### TASK DETAILS:
Each entry must be restated exactly as it appears.

### EXCERPTED RECORDS:
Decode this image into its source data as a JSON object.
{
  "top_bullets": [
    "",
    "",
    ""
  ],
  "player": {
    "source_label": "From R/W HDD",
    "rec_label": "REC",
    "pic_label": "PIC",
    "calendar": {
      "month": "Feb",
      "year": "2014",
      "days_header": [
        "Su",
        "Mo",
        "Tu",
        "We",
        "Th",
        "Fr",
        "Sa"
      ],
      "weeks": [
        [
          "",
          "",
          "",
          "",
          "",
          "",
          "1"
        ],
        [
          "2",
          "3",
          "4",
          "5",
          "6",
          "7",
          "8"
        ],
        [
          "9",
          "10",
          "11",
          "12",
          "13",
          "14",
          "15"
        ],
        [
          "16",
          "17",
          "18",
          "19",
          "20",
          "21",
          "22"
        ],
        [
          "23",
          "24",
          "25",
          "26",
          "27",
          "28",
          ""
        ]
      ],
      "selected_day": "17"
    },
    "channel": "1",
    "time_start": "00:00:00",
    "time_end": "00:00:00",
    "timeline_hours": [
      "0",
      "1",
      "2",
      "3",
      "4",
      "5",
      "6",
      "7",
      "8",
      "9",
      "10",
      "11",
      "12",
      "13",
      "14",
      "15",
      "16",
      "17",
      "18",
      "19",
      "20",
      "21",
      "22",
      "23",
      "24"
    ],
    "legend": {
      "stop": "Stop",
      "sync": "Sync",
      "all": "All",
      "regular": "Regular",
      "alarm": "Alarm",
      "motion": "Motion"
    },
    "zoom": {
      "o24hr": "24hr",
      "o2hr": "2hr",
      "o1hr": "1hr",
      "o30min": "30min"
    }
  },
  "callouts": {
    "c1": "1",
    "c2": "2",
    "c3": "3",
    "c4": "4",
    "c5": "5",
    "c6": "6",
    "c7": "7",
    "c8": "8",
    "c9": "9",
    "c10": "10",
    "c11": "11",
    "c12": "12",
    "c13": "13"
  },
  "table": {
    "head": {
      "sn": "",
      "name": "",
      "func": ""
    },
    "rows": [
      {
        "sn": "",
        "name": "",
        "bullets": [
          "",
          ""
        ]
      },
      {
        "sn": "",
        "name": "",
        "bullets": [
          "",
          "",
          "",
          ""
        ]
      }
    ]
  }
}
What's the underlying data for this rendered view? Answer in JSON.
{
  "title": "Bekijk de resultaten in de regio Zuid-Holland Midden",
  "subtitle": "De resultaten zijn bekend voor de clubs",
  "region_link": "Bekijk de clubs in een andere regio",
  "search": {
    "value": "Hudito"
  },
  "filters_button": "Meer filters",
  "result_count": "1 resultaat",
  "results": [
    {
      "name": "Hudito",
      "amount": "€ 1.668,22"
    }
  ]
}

### ANSWER TO THIS EXERCISE:
Decode this image into its source data as a JSON object.
{
  "top_bullets": [
    "",
    "",
    ""
  ],
  "player": {
    "source_label": "From R/W HDD",
    "rec_label": "REC",
    "pic_label": "PIC",
    "calendar": {
      "month": "Feb",
      "year": "2014",
      "days_header": [
        "Su",
        "Mo",
        "Tu",
        "We",
        "Th",
        "Fr",
        "Sa"
      ],
      "weeks": [
        [
          "",
          "",
          "",
          "",
          "",
          "",
          "1"
        ],
        [
          "2",
          "3",
          "4",
          "5",
          "6",
          "7",
          "8"
        ],
        [
          "9",
          "10",
          "11",
          "12",
          "13",
          "14",
          "15"
        ],
        [
          "16",
          "17",
          "18",
          "19",
          "20",
          "21",
          "22"
        ],
        [
          "23",
          "24",
          "25",
          "26",
          "27",
          "28",
          ""
        ]
      ],
      "selected_day": "17"
    },
    "channel": "1",
    "time_start": "00:00:00",
    "time_end": "00:00:00",
    "timeline_hours": [
      "0",
      "1",
      "2",
      "3",
      "4",
      "5",
      "6",
      "7",
      "8",
      "9",
      "10",
      "11",
      "12",
      "13",
      "14",
      "15",
      "16",
      "17",
      "18",
      "19",
      "20",
      "21",
      "22",
      "23",
      "24"
    ],
    "legend": {
      "stop": "Stop",
      "sync": "Sync",
      "all": "All",
      "regular": "Regular",
      "alarm": "Alarm",
      "motion": "Motion"
    },
    "zoom": {
      "o24hr": "24hr",
      "o2hr": "2hr",
      "o1hr": "1hr",
      "o30min": "30min"
    }
  },
  "callouts": {
    "c1": "1",
    "c2": "2",
    "c3": "3",
    "c4": "4",
    "c5": "5",
    "c6": "6",
    "c7": "7",
    "c8": "8",
    "c9": "9",
    "c10": "10",
    "c11": "11",
    "c12": "12",
    "c13": "13"
  },
  "table": {
    "head": {
      "sn": "",
      "name": "",
      "func": ""
    },
    "rows": [
      {
        "sn": "",
        "name": "",
        "bullets": [
          "",
          ""
        ]
      },
      {
        "sn": "",
        "name": "",
        "bullets": [
          "",
          "",
          "",
          ""
        ]
      }
    ]
  }
}
What's the underlying data for this rendered view? Answer in JSON.
{
  "title": "Bekijk de resultaten in de regio Zuid-Holland Midden",
  "subtitle": "De resultaten zijn bekend voor de clubs",
  "region_link": "Bekijk de clubs in een andere regio",
  "search": {
    "value": "Hudito"
  },
  "filters_button": "Meer filters",
  "result_count": "1 resultaat",
  "results": [
    {
      "name": "Hudito",
      "amount": "€ 1.668,22"
    }
  ]
}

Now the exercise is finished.